Quote of the Day

“I firmly believe that there’s no reason that someone should have childcare as a barrier to enter the workforce or enter into public service. You shouldn’t have to pick between being a parent and having a successful career.”

-Sen. Jessica Garvin, R-Duncan, speaking about her introduced legislation that would allow candidates to use campaign funds for childcare expenses [Oklahoma Voice]

Number of the Day


Oklahoma’s poverty rate for 2021, which was the nation’s 10th highest. The Census Bureau will be releasing data for 2022 next week. [OK Policy]

Policy Note

What to Watch for in Next Week’s Census Data on Poverty, Income, and Health Insurance in 2022: On September 12, the Census Bureau will release nationwide figures for poverty, income, and health insurance coverage in 2022 from its Current Population Survey (CPS). Additional health insurance data from the American Community Survey (ACS) will follow September 14. Here are two things to look for. [Center on Budget and Policy Priorities]

You can sign up here to receive In The Know by e-mail.
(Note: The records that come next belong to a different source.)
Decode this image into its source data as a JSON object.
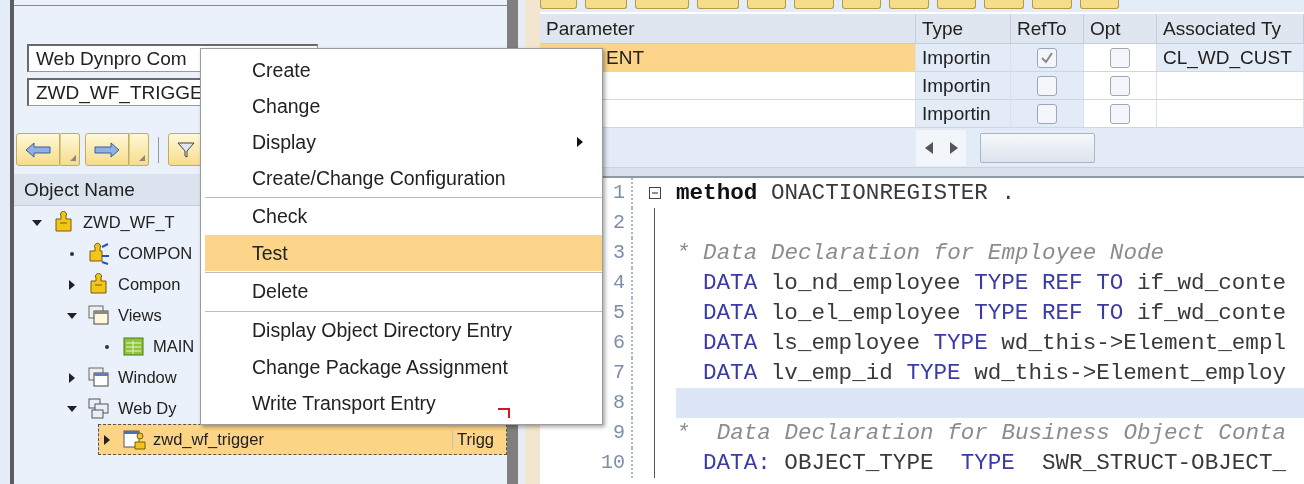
{
  "left_panel": {
    "fields": [
      {
        "value": "Web Dynpro Com"
      },
      {
        "value": "ZWD_WF_TRIGGE"
      }
    ],
    "tree": {
      "column_1": "Object Name",
      "nodes": [
        {
          "label": "ZWD_WF_T",
          "kind": "component",
          "expanded": true,
          "selected": false,
          "children": [
            {
              "label": "COMPON",
              "kind": "controller",
              "selected": false
            },
            {
              "label": "Compon",
              "kind": "component",
              "expanded": false,
              "selected": false
            },
            {
              "label": "Views",
              "kind": "views",
              "expanded": true,
              "selected": false,
              "children": [
                {
                  "label": "MAIN",
                  "kind": "view",
                  "selected": false
                }
              ]
            },
            {
              "label": "Window",
              "kind": "windows",
              "expanded": false,
              "selected": false
            },
            {
              "label": "Web Dy",
              "kind": "app",
              "expanded": true,
              "selected": false,
              "children": [
                {
                  "label": "zwd_wf_trigger",
                  "column_2": "Trigg",
                  "kind": "webapp",
                  "expanded": false,
                  "selected": true
                }
              ]
            }
          ]
        }
      ]
    }
  },
  "context_menu": {
    "items": [
      {
        "label": "Create",
        "separator_before": false,
        "submenu": false,
        "selected": false
      },
      {
        "label": "Change",
        "separator_before": false,
        "submenu": false,
        "selected": false
      },
      {
        "label": "Display",
        "separator_before": false,
        "submenu": true,
        "selected": false
      },
      {
        "label": "Create/Change Configuration",
        "separator_before": false,
        "submenu": false,
        "selected": false
      },
      {
        "label": "Check",
        "separator_before": true,
        "submenu": false,
        "selected": false
      },
      {
        "label": "Test",
        "separator_before": false,
        "submenu": false,
        "selected": true
      },
      {
        "label": "Delete",
        "separator_before": true,
        "submenu": false,
        "selected": false
      },
      {
        "label": "Display Object Directory Entry",
        "separator_before": true,
        "submenu": false,
        "selected": false
      },
      {
        "label": "Change Package Assignment",
        "separator_before": false,
        "submenu": false,
        "selected": false
      },
      {
        "label": "Write Transport Entry",
        "separator_before": false,
        "submenu": false,
        "selected": false
      }
    ]
  },
  "parameters_table": {
    "columns": [
      "Parameter",
      "Type",
      "RefTo",
      "Opt",
      "Associated Ty"
    ],
    "rows": [
      {
        "parameter": "ENT",
        "type": "Importin",
        "refto": true,
        "opt": false,
        "associated_type": "CL_WD_CUST",
        "selected": true
      },
      {
        "type": "Importin",
        "refto": false,
        "opt": false,
        "selected": false
      },
      {
        "type": "Importin",
        "refto": false,
        "opt": false,
        "selected": false
      }
    ]
  },
  "code_editor": {
    "lines": [
      {
        "number": "1",
        "fold_start": true,
        "indented": false,
        "current": false,
        "tokens": [
          {
            "kind": "bold",
            "text": "method"
          },
          {
            "kind": "plain",
            "text": " ONACTIONREGISTER ."
          }
        ]
      },
      {
        "number": "2",
        "fold_start": false,
        "current": false
      },
      {
        "number": "3",
        "fold_start": false,
        "indented": false,
        "current": false,
        "tokens": [
          {
            "kind": "comment",
            "text": "* Data Declaration for Employee Node"
          }
        ]
      },
      {
        "number": "4",
        "fold_start": false,
        "indented": true,
        "current": false,
        "tokens": [
          {
            "kind": "keyword",
            "text": "DATA"
          },
          {
            "kind": "plain",
            "text": " lo_nd_employee "
          },
          {
            "kind": "keyword",
            "text": "TYPE REF TO"
          },
          {
            "kind": "plain",
            "text": " if_wd_conte"
          }
        ]
      },
      {
        "number": "5",
        "fold_start": false,
        "indented": true,
        "current": false,
        "tokens": [
          {
            "kind": "keyword",
            "text": "DATA"
          },
          {
            "kind": "plain",
            "text": " lo_el_employee "
          },
          {
            "kind": "keyword",
            "text": "TYPE REF TO"
          },
          {
            "kind": "plain",
            "text": " if_wd_conte"
          }
        ]
      },
      {
        "number": "6",
        "fold_start": false,
        "indented": true,
        "current": false,
        "tokens": [
          {
            "kind": "keyword",
            "text": "DATA"
          },
          {
            "kind": "plain",
            "text": " ls_employee "
          },
          {
            "kind": "keyword",
            "text": "TYPE"
          },
          {
            "kind": "plain",
            "text": " wd_this->Element_empl"
          }
        ]
      },
      {
        "number": "7",
        "fold_start": false,
        "indented": true,
        "current": false,
        "tokens": [
          {
            "kind": "keyword",
            "text": "DATA"
          },
          {
            "kind": "plain",
            "text": " lv_emp_id "
          },
          {
            "kind": "keyword",
            "text": "TYPE"
          },
          {
            "kind": "plain",
            "text": " wd_this->Element_employ"
          }
        ]
      },
      {
        "number": "8",
        "fold_start": false,
        "current": true
      },
      {
        "number": "9",
        "fold_start": false,
        "indented": false,
        "current": false,
        "tokens": [
          {
            "kind": "comment",
            "text": "*  Data Declaration for Business Object Conta"
          }
        ]
      },
      {
        "number": "10",
        "fold_start": false,
        "indented": true,
        "current": false,
        "tokens": [
          {
            "kind": "keyword",
            "text": "DATA:"
          },
          {
            "kind": "plain",
            "text": " OBJECT_TYPE  "
          },
          {
            "kind": "keyword",
            "text": "TYPE"
          },
          {
            "kind": "plain",
            "text": "  SWR_STRUCT-OBJECT_"
          }
        ]
      }
    ]
  }
}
David Hamby has more than 25 years of experience as an award-winning communicator, including overseeing communication programs for Oklahoma higher education institutions and other organizations. Before joining OK Policy, he was director of public relations for Rogers State University where he managed the school’s external communication programs and served as a member of the president’s leadership team. He served in a similar communications role for five years at the University of Tulsa. He also has worked in communications roles at Oklahoma State University and the Fort Smith Chamber of Commerce in Arkansas. He joined OK Policy in October 2019.

Leave a Reply

This site uses Akismet to reduce spam. Learn how your comment data is processed.